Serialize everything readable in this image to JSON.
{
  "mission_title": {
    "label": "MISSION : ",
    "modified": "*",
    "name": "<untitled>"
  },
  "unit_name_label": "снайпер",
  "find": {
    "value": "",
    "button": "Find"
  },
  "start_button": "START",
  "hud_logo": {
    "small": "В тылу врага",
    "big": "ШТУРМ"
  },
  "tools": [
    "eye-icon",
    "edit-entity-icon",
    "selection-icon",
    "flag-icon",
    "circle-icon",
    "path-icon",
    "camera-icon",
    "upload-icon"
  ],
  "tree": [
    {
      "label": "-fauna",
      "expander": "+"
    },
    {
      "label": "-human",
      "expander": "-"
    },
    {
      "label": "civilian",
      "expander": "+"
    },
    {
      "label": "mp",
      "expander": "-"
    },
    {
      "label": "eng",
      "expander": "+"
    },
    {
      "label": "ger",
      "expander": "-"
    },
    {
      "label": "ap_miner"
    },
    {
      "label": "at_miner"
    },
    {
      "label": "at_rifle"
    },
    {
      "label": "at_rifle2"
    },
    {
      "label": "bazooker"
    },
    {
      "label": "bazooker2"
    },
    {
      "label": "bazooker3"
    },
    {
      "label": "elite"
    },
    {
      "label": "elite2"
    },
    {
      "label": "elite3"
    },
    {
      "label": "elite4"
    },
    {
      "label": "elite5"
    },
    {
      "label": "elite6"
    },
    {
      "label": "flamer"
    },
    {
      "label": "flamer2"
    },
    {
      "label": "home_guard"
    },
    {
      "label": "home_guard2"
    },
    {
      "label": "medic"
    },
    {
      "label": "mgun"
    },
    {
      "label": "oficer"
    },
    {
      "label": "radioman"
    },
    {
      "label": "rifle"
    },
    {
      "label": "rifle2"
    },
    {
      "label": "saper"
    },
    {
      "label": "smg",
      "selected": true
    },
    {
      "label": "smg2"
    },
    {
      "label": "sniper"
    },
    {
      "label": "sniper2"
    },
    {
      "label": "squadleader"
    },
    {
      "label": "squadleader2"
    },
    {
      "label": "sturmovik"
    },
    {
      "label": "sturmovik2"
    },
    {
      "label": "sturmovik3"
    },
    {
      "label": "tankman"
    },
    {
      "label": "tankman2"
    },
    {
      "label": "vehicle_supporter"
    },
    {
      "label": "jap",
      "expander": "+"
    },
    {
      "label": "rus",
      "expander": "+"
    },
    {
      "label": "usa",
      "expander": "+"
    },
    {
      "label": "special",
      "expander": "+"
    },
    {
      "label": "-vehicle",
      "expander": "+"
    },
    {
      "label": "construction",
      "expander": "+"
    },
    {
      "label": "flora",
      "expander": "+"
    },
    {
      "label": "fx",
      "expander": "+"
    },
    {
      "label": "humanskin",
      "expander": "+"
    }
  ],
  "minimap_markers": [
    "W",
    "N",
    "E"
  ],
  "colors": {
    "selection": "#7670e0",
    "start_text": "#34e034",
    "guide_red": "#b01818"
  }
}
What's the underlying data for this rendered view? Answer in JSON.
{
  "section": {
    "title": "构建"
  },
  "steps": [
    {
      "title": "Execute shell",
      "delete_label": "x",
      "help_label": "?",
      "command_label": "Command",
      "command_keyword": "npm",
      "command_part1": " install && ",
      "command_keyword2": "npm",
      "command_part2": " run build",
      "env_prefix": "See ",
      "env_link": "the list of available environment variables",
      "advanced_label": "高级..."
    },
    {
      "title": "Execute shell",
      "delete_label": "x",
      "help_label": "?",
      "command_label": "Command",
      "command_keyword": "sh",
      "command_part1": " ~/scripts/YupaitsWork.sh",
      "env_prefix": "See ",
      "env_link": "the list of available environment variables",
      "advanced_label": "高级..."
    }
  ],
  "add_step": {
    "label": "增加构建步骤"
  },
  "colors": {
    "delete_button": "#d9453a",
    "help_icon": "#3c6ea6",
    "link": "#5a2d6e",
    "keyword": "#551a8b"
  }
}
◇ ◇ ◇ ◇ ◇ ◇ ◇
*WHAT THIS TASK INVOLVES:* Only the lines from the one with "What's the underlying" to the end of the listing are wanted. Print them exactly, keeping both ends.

*EXPECTED ANSWER:*
What's the underlying data for this rendered view? Answer in JSON.
{
  "section": {
    "title": "构建"
  },
  "steps": [
    {
      "title": "Execute shell",
      "delete_label": "x",
      "help_label": "?",
      "command_label": "Command",
      "command_keyword": "npm",
      "command_part1": " install && ",
      "command_keyword2": "npm",
      "command_part2": " run build",
      "env_prefix": "See ",
      "env_link": "the list of available environment variables",
      "advanced_label": "高级..."
    },
    {
      "title": "Execute shell",
      "delete_label": "x",
      "help_label": "?",
      "command_label": "Command",
      "command_keyword": "sh",
      "command_part1": " ~/scripts/YupaitsWork.sh",
      "env_prefix": "See ",
      "env_link": "the list of available environment variables",
      "advanced_label": "高级..."
    }
  ],
  "add_step": {
    "label": "增加构建步骤"
  },
  "colors": {
    "delete_button": "#d9453a",
    "help_icon": "#3c6ea6",
    "link": "#5a2d6e",
    "keyword": "#551a8b"
  }
}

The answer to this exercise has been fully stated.